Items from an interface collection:
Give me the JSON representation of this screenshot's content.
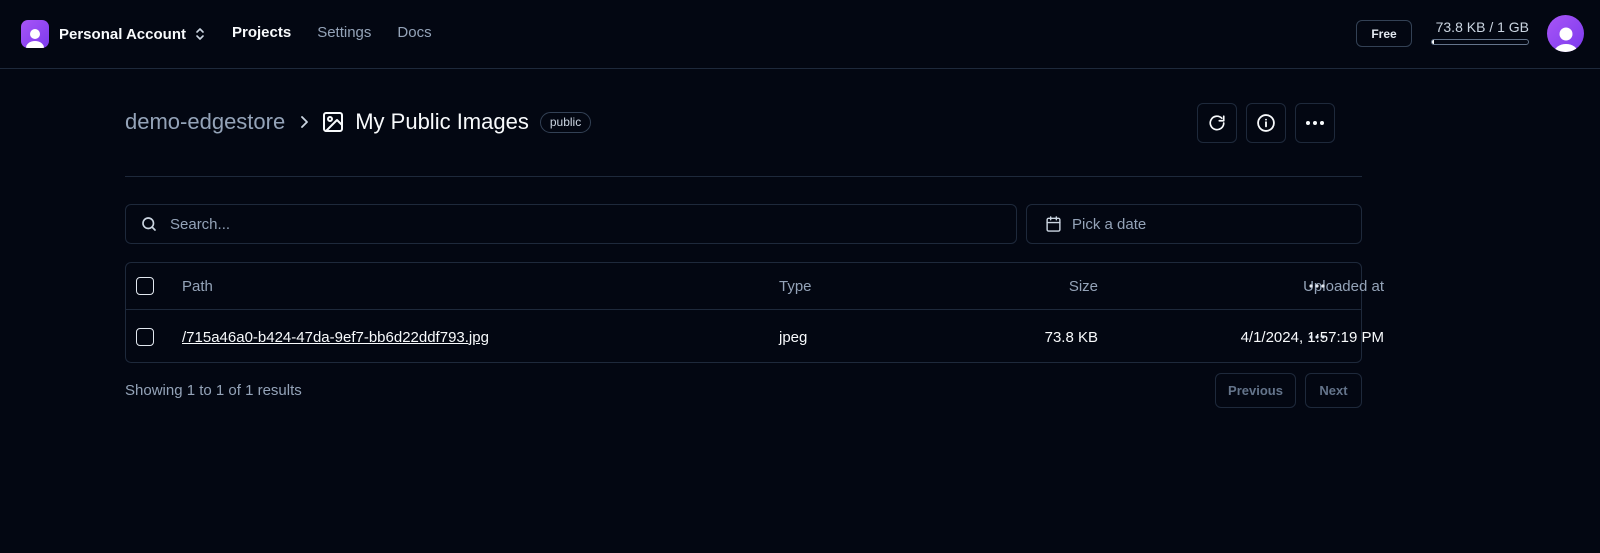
{
  "topbar": {
    "account_name": "Personal Account",
    "nav": [
      {
        "label": "Projects",
        "active": true
      },
      {
        "label": "Settings",
        "active": false
      },
      {
        "label": "Docs",
        "active": false
      }
    ],
    "plan": "Free",
    "usage_text": "73.8 KB / 1 GB",
    "usage_fraction": 0.0001
  },
  "header": {
    "project": "demo-edgestore",
    "bucket": "My Public Images",
    "visibility": "public"
  },
  "filters": {
    "search_placeholder": "Search...",
    "date_placeholder": "Pick a date"
  },
  "table": {
    "columns": {
      "path": "Path",
      "type": "Type",
      "size": "Size",
      "uploaded": "Uploaded at"
    },
    "rows": [
      {
        "path": "/715a46a0-b424-47da-9ef7-bb6d22ddf793.jpg",
        "type": "jpeg",
        "size": "73.8 KB",
        "uploaded": "4/1/2024, 1:57:19 PM"
      }
    ]
  },
  "pagination": {
    "summary": "Showing 1 to 1 of 1 results",
    "previous": "Previous",
    "next": "Next"
  },
  "colors": {
    "background": "#030712",
    "border": "#1e293b",
    "accent": "#a855f7",
    "text_muted": "#94a3b8"
  }
}
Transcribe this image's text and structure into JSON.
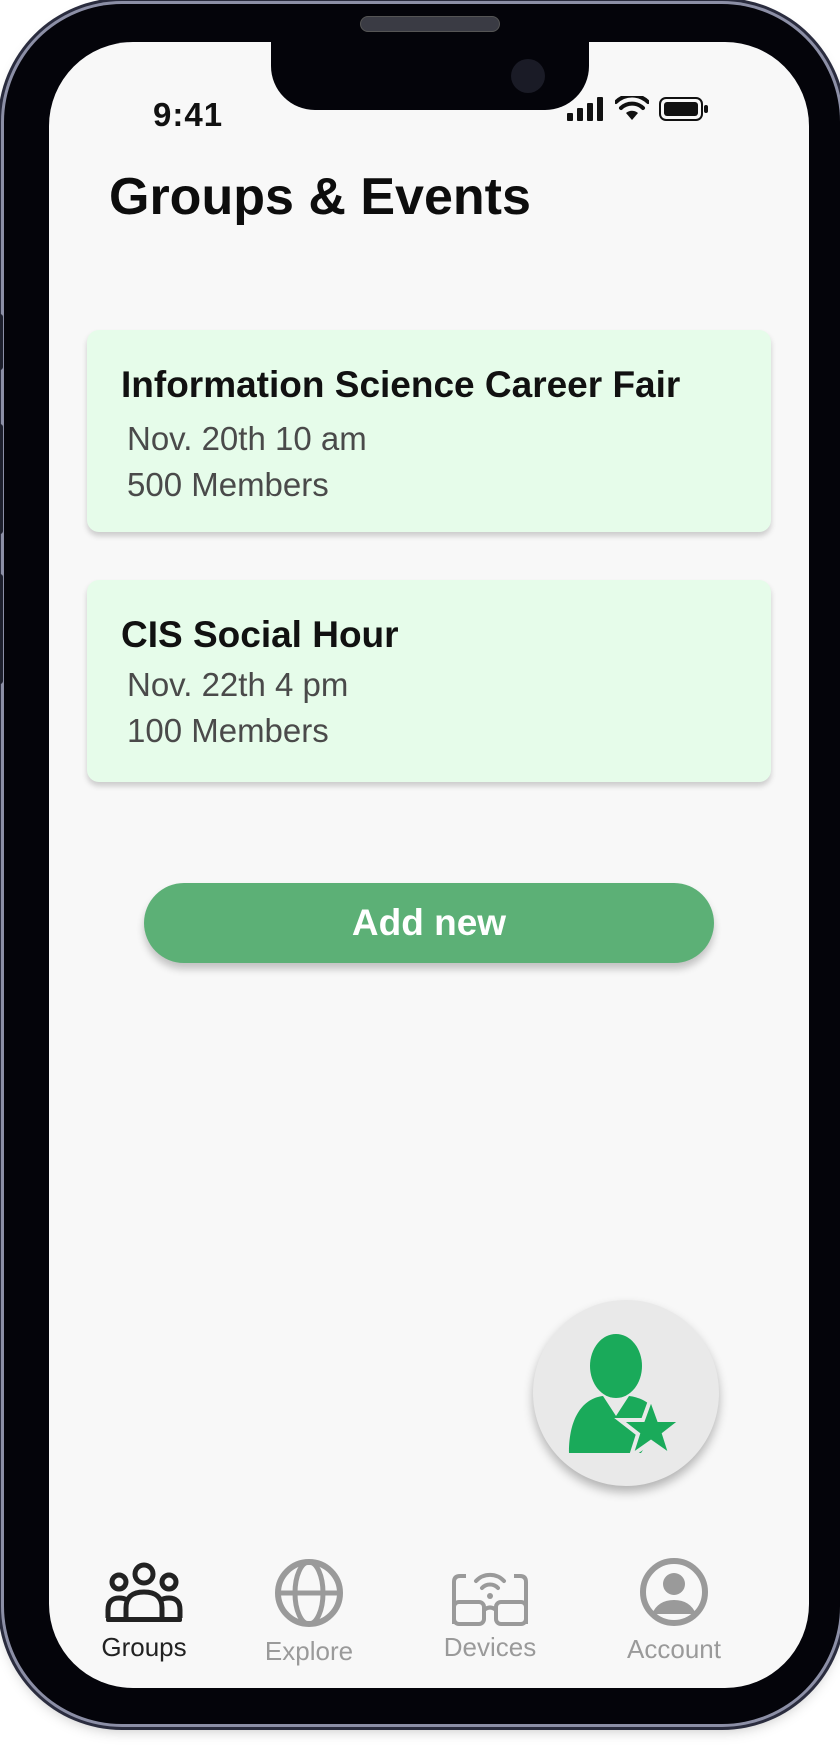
{
  "status_bar": {
    "time": "9:41",
    "icons": [
      "signal-icon",
      "wifi-icon",
      "battery-icon"
    ]
  },
  "page": {
    "title": "Groups & Events"
  },
  "events": [
    {
      "title": "Information Science Career Fair",
      "date": "Nov. 20th 10 am",
      "members": "500 Members"
    },
    {
      "title": "CIS Social Hour",
      "date": "Nov. 22th 4 pm",
      "members": "100 Members"
    }
  ],
  "actions": {
    "add_label": "Add new",
    "fab_icon": "user-star-icon"
  },
  "tabbar": {
    "items": [
      {
        "label": "Groups",
        "icon": "groups-icon",
        "active": true
      },
      {
        "label": "Explore",
        "icon": "globe-icon",
        "active": false
      },
      {
        "label": "Devices",
        "icon": "smart-glasses-icon",
        "active": false
      },
      {
        "label": "Account",
        "icon": "account-circle-icon",
        "active": false
      }
    ]
  },
  "colors": {
    "card_bg": "#e6fcea",
    "accent": "#5cb076",
    "icon_green": "#1aaa5a",
    "inactive": "#9a9a9a"
  }
}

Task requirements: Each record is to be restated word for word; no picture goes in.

Response:
Give me the JSON representation of this screenshot's content.
{
  "topbar": {
    "account_name": "Personal Account",
    "nav": [
      {
        "label": "Projects",
        "active": true
      },
      {
        "label": "Settings",
        "active": false
      },
      {
        "label": "Docs",
        "active": false
      }
    ],
    "plan": "Free",
    "usage_text": "73.8 KB / 1 GB",
    "usage_fraction": 0.0001
  },
  "header": {
    "project": "demo-edgestore",
    "bucket": "My Public Images",
    "visibility": "public"
  },
  "filters": {
    "search_placeholder": "Search...",
    "date_placeholder": "Pick a date"
  },
  "table": {
    "columns": {
      "path": "Path",
      "type": "Type",
      "size": "Size",
      "uploaded": "Uploaded at"
    },
    "rows": [
      {
        "path": "/715a46a0-b424-47da-9ef7-bb6d22ddf793.jpg",
        "type": "jpeg",
        "size": "73.8 KB",
        "uploaded": "4/1/2024, 1:57:19 PM"
      }
    ]
  },
  "pagination": {
    "summary": "Showing 1 to 1 of 1 results",
    "previous": "Previous",
    "next": "Next"
  },
  "colors": {
    "background": "#030712",
    "border": "#1e293b",
    "accent": "#a855f7",
    "text_muted": "#94a3b8"
  }
}
Transcribe this image's text and structure into JSON.
{
  "status_bar": {
    "time": "9:41",
    "icons": [
      "signal-icon",
      "wifi-icon",
      "battery-icon"
    ]
  },
  "page": {
    "title": "Groups & Events"
  },
  "events": [
    {
      "title": "Information Science Career Fair",
      "date": "Nov. 20th 10 am",
      "members": "500 Members"
    },
    {
      "title": "CIS Social Hour",
      "date": "Nov. 22th 4 pm",
      "members": "100 Members"
    }
  ],
  "actions": {
    "add_label": "Add new",
    "fab_icon": "user-star-icon"
  },
  "tabbar": {
    "items": [
      {
        "label": "Groups",
        "icon": "groups-icon",
        "active": true
      },
      {
        "label": "Explore",
        "icon": "globe-icon",
        "active": false
      },
      {
        "label": "Devices",
        "icon": "smart-glasses-icon",
        "active": false
      },
      {
        "label": "Account",
        "icon": "account-circle-icon",
        "active": false
      }
    ]
  },
  "colors": {
    "card_bg": "#e6fcea",
    "accent": "#5cb076",
    "icon_green": "#1aaa5a",
    "inactive": "#9a9a9a"
  }
}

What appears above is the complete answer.